DESCRIPTION OF THE TASK >> Within the listing below, tally the lines where the word "data" appears, and answer with nothing but the tally.

PROVIDED RECORDS >>
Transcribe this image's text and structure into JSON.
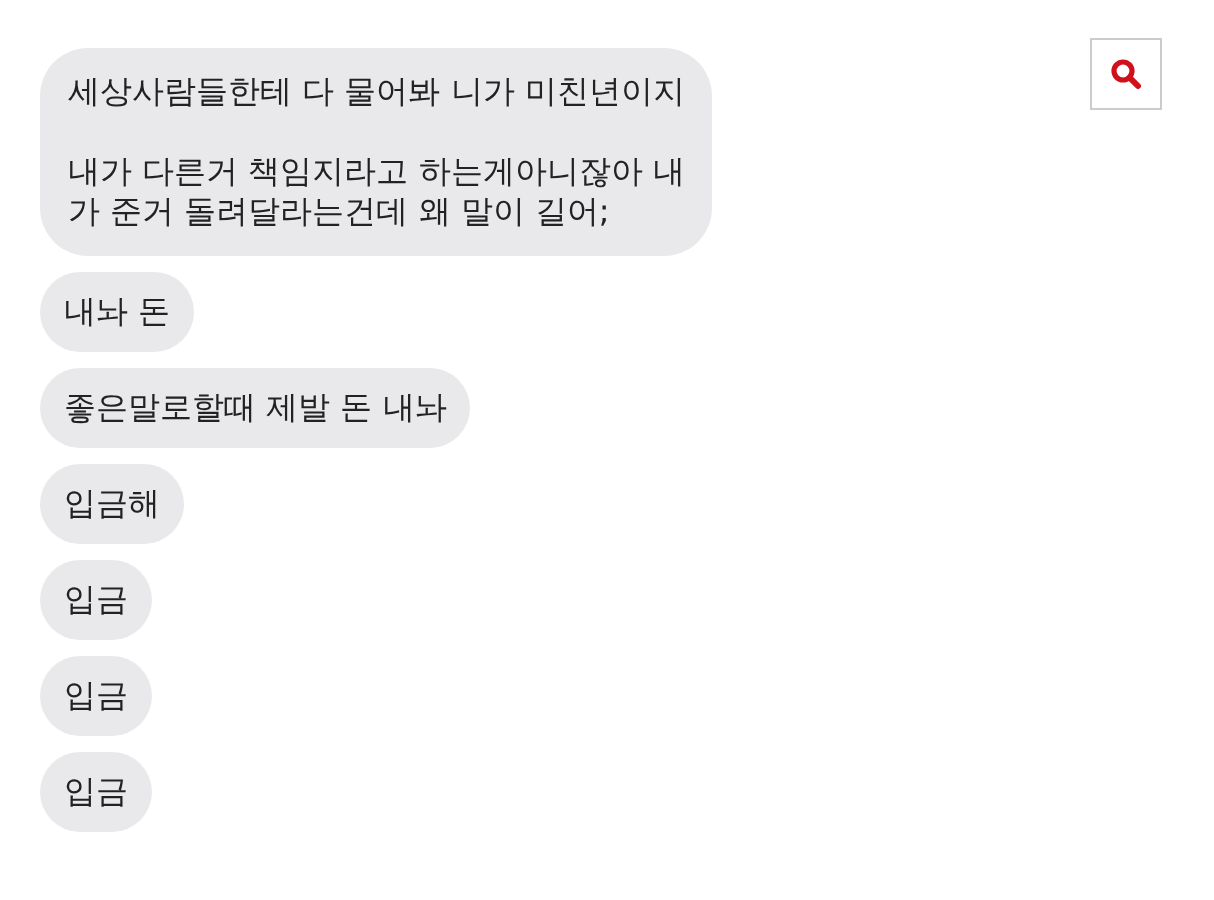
{
  "messages": [
    {
      "text": "세상사람들한테 다 물어봐 니가 미친년이지\n\n내가 다른거 책임지라고 하는게아니잖아 내\n가 준거 돌려달라는건데 왜 말이 길어;"
    },
    {
      "text": "내놔 돈"
    },
    {
      "text": "좋은말로할때 제발 돈 내놔"
    },
    {
      "text": "입금해"
    },
    {
      "text": "입금"
    },
    {
      "text": "입금"
    },
    {
      "text": "입금"
    }
  ]
}
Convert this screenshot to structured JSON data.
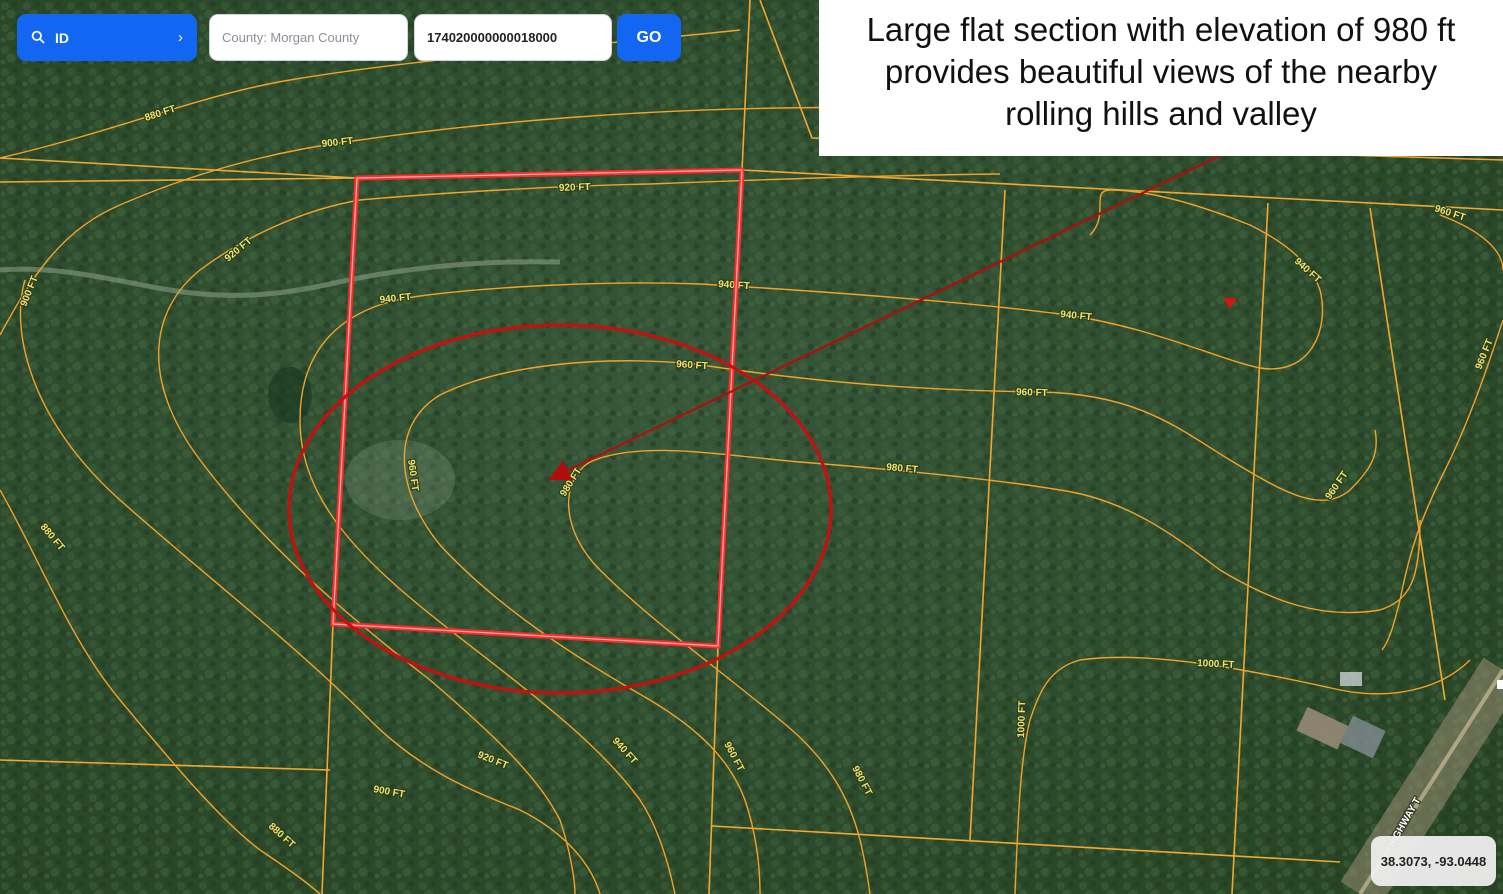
{
  "toolbar": {
    "search_label": "ID",
    "search_icon": "search-icon",
    "chevron_icon": "chevron-right-icon",
    "county_placeholder": "County: Morgan County",
    "county_value": "",
    "parcel_value": "174020000000018000",
    "go_label": "GO",
    "accent_color": "#1266f1"
  },
  "callout": {
    "lines": [
      "Large flat section with elevation of 980 ft",
      "provides beautiful views of the nearby",
      "rolling hills and valley"
    ]
  },
  "contour_labels": [
    "880 FT",
    "900 FT",
    "920 FT",
    "940 FT",
    "960 FT",
    "980 FT",
    "1000 FT",
    "960 FT",
    "980 FT"
  ],
  "labels": {
    "l880a": "880 FT",
    "l900a": "900 FT",
    "l920a": "920 FT",
    "l920b": "920 FT",
    "l900b": "900 FT",
    "l940a": "940 FT",
    "l940b": "940 FT",
    "l940c": "940 FT",
    "l940d": "940 FT",
    "l960a": "960 FT",
    "l960b": "960 FT",
    "l960c": "960 FT",
    "l960d": "960 FT",
    "l960e": "960 FT",
    "l960f": "960 FT",
    "l980a": "980 FT",
    "l980b": "980 FT",
    "l980c": "980 FT",
    "l980d": "980 FT",
    "l1000a": "1000 FT",
    "l1000b": "1000 FT",
    "l880b": "880 FT",
    "l880c": "880 FT",
    "l920c": "920 FT",
    "l900c": "900 FT",
    "l940e": "940 FT",
    "highway": "HIGHWAY T"
  },
  "coords": "38.3073, -93.0448",
  "colors": {
    "contour": "#f2a22a",
    "parcel_highlight": "#ff2a2a",
    "circle": "#c80f0f",
    "arrow": "#b00d0d",
    "parcel_lines": "#f2a830"
  }
}
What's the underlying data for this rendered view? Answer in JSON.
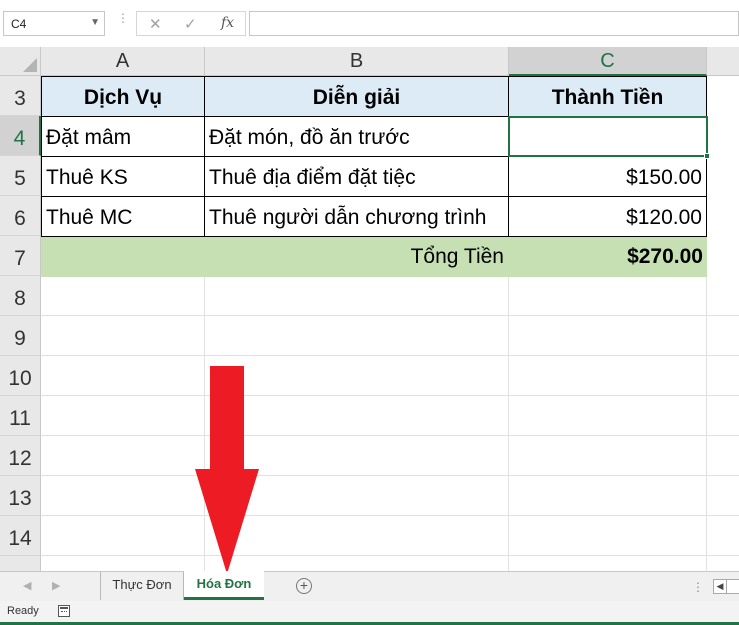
{
  "formula_bar": {
    "name_box": "C4",
    "cancel_icon": "✕",
    "enter_icon": "✓",
    "fx_icon": "fx",
    "formula_value": ""
  },
  "columns": [
    "A",
    "B",
    "C"
  ],
  "rows": [
    "3",
    "4",
    "5",
    "6",
    "7",
    "8",
    "9",
    "10",
    "11",
    "12",
    "13",
    "14"
  ],
  "table": {
    "headers": [
      "Dịch Vụ",
      "Diễn giải",
      "Thành Tiền"
    ],
    "rows": [
      {
        "service": "Đặt mâm",
        "description": "Đặt món, đồ ăn trước",
        "amount": ""
      },
      {
        "service": "Thuê KS",
        "description": "Thuê địa điểm đặt tiệc",
        "amount": "$150.00"
      },
      {
        "service": "Thuê MC",
        "description": "Thuê người dẫn chương trình",
        "amount": "$120.00"
      }
    ],
    "total_label": "Tổng Tiền",
    "total_value": "$270.00"
  },
  "sheet_tabs": {
    "tabs": [
      "Thực Đơn",
      "Hóa Đơn"
    ],
    "active": "Hóa Đơn",
    "add_label": "+"
  },
  "status_bar": {
    "status": "Ready"
  },
  "colors": {
    "excel_green": "#217346",
    "header_fill": "#dcebf6",
    "total_fill": "#c6e0b4",
    "arrow_red": "#ed1c24"
  }
}
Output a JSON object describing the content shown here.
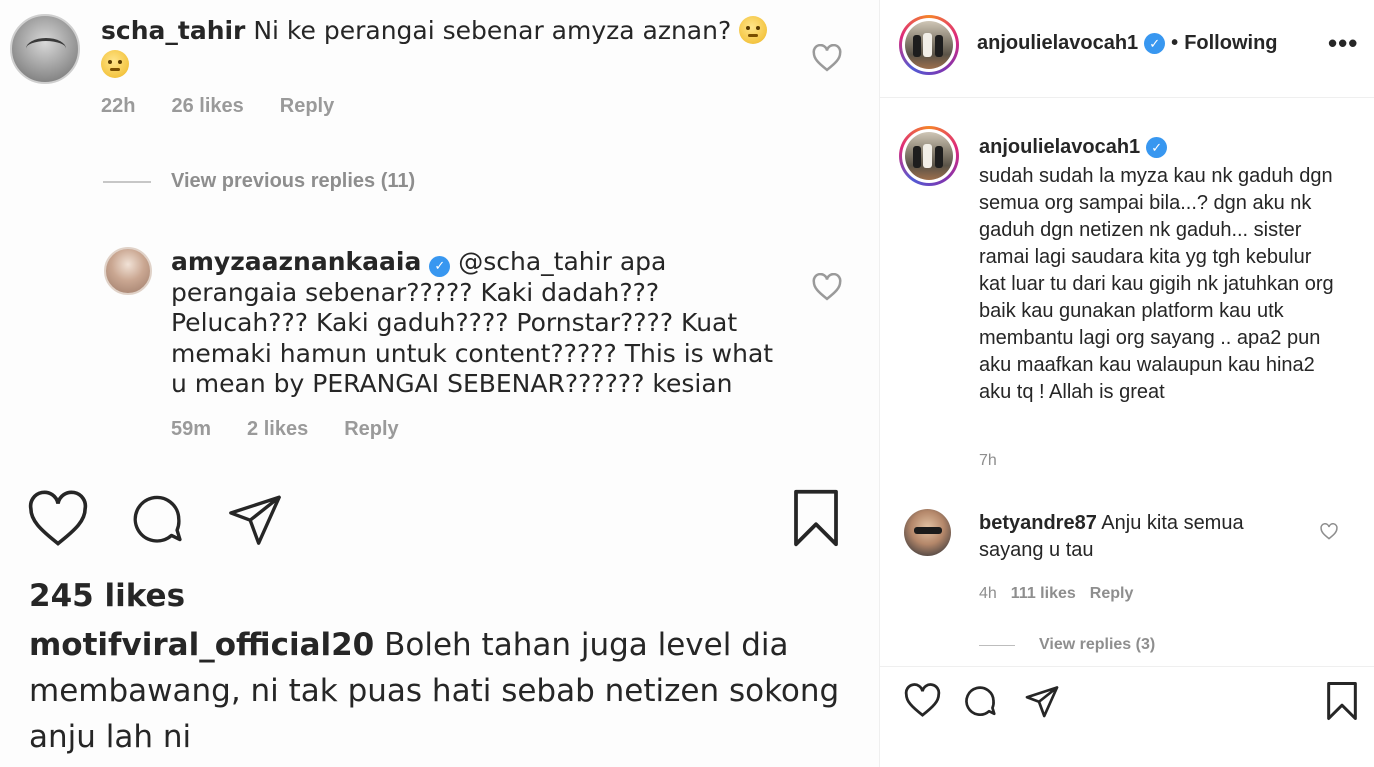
{
  "image_panel": {
    "comment1": {
      "user": "scha_tahir",
      "text": " Ni ke perangai sebenar  amyza aznan? ",
      "time": "22h",
      "likes": "26 likes",
      "reply": "Reply"
    },
    "view_previous": "View previous replies (11)",
    "comment2": {
      "user": "amyzaaznankaaia",
      "text": " @scha_tahir  apa perangaia sebenar????? Kaki dadah??? Pelucah??? Kaki gaduh???? Pornstar???? Kuat memaki hamun untuk content????? This is what u mean by PERANGAI SEBENAR?????? kesian",
      "time": "59m",
      "likes": "2 likes",
      "reply": "Reply"
    },
    "likes": "245 likes",
    "caption": {
      "user": "motifviral_official20",
      "text": " Boleh tahan juga level dia membawang, ni tak puas hati sebab netizen sokong anju lah ni"
    }
  },
  "header": {
    "username": "anjoulielavocah1",
    "separator": "•",
    "follow_status": "Following",
    "more": "•••"
  },
  "caption": {
    "username": "anjoulielavocah1",
    "text": "sudah sudah la myza kau nk gaduh dgn semua org sampai bila...? dgn aku nk gaduh dgn netizen nk gaduh... sister ramai lagi saudara kita yg tgh kebulur kat luar tu dari kau gigih nk jatuhkan org baik kau gunakan platform kau utk membantu lagi org sayang .. apa2 pun aku maafkan kau walaupun kau hina2 aku tq ! Allah is great",
    "time": "7h"
  },
  "comment": {
    "username": "betyandre87",
    "text": " Anju kita semua sayang u tau",
    "time": "4h",
    "likes": "111 likes",
    "reply": "Reply",
    "view_replies": "View replies (3)"
  },
  "icons": {
    "verified": "✓"
  }
}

EXPECTED OUTPUT >> 2